At its heart, Calvino Noir is really just another stealth platformer. What separates it from most others is its sense of style. The voice acting is excellent, if a bit cheesy, but that’s what I like in my detective stories. The backgrounds are beautiful, from moodily lit, smokey bars to dusty warehouses, the effort put into the finer details of the world is much appreciated. While it probably won’t win any awards for ground breaking graphics, it does very well with what it has to work with.

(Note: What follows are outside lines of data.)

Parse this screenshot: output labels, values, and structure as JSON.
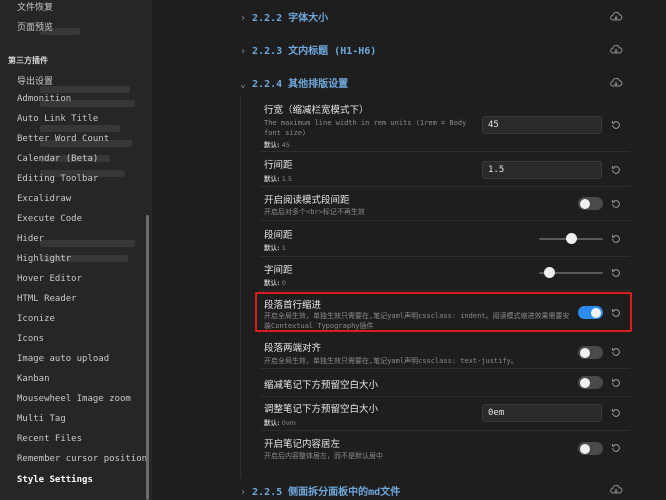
{
  "sidebar": {
    "top_items": [
      "文件恢复",
      "页面预览"
    ],
    "section_label": "第三方插件",
    "items": [
      "导出设置",
      "Admonition",
      "Auto Link Title",
      "Better Word Count",
      "Calendar (Beta)",
      "Editing Toolbar",
      "Excalidraw",
      "Execute Code",
      "Hider",
      "Highlightr",
      "Hover Editor",
      "HTML Reader",
      "Iconize",
      "Icons",
      "Image auto upload",
      "Kanban",
      "Mousewheel Image zoom",
      "Multi Tag",
      "Recent Files",
      "Remember cursor position",
      "Style Settings"
    ],
    "active_item": "Style Settings"
  },
  "main": {
    "sections": [
      {
        "label": "2.2.2 字体大小",
        "chevron": "›"
      },
      {
        "label": "2.2.3 文内标题 (H1-H6)",
        "chevron": "›"
      },
      {
        "label": "2.2.4 其他排版设置",
        "chevron": "⌄"
      },
      {
        "label": "2.2.5 侧面拆分面板中的md文件",
        "chevron": "›"
      }
    ],
    "rows": [
      {
        "title": "行宽（缩减栏宽模式下）",
        "desc": "The maximum line width in rem units (1rem = Body font size)",
        "default_label": "默认:",
        "default_value": "45",
        "control": "input",
        "value": "45"
      },
      {
        "title": "行间距",
        "default_label": "默认:",
        "default_value": "1.5",
        "control": "input",
        "value": "1.5"
      },
      {
        "title": "开启阅读模式段间距",
        "desc": "开启后对多个<br>标记不再生效",
        "control": "toggle",
        "on": false
      },
      {
        "title": "段间距",
        "default_label": "默认:",
        "default_value": "1",
        "control": "slider",
        "level": 0.5
      },
      {
        "title": "字间距",
        "default_label": "默认:",
        "default_value": "0",
        "control": "slider",
        "level": 0.1
      },
      {
        "title": "段落首行缩进",
        "desc": "开启全局生效，单独生效只需要在,笔记yaml声明cssclass: indent。阅读模式缩进效果需要安装Contextual Typography插件",
        "control": "toggle",
        "on": true
      },
      {
        "title": "段落两端对齐",
        "desc": "开启全局生效，单独生效只需要在,笔记yaml声明cssclass: text-justify。",
        "control": "toggle",
        "on": false
      },
      {
        "title": "缩减笔记下方预留空白大小",
        "control": "toggle",
        "on": false
      },
      {
        "title": "调整笔记下方预留空白大小",
        "default_label": "默认:",
        "default_value": "0vm",
        "control": "input",
        "value": "0em"
      },
      {
        "title": "开启笔记内容居左",
        "desc": "开启后内容整体居左，而不是默认居中",
        "control": "toggle",
        "on": false
      }
    ]
  },
  "icons": {
    "section_action": "cloud-reload-icon",
    "row_reset": "reset-icon"
  },
  "colors": {
    "accent": "#2d8cf0",
    "section_head": "#6fa8dc",
    "highlight": "#e01b1b"
  }
}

Different characters can be controlled throughout Calvino Noir and some of them are required to complete an area. Wilt, the main character, is good at stealth and taking down guards. Arno, an expert on machinery, can interact with anything mechanical, while another character, The Mole, is a government employee and can bypass guards without a second glance. Typically more than one character will have to traverse an entire level in order to complete it, but the order you do these in can significantly change the obstacles you’ll face along the way.

Mechanically, there are ups and downs. While the game does offer a few different ways to bypass guards, the main enemies here, it always feels a little clunky, like the game isn’t sure it wants you to do what you’re doing. It certainly doesn’t help that the only way to interact with the game is through clicking the mouse, a throwback to the game’s tablet based days. This can hinder progress frequently, with one slight mistake sending your character to unlock a door instead of hiding behind the nearby crate, forcing you to start the level over when the guard invariably finds you and shoots you down.

Beautiful visuals, a moody soundtrack, and classic dialogue make Calvino Noir a must play game, even if the experience can be frustrating sometimes. Even more frustrating, however, is the price. At a hefty $24.99 it’s a big increase from its days as a relatively inexpensive mobile app.

About the Author: Scott Wilson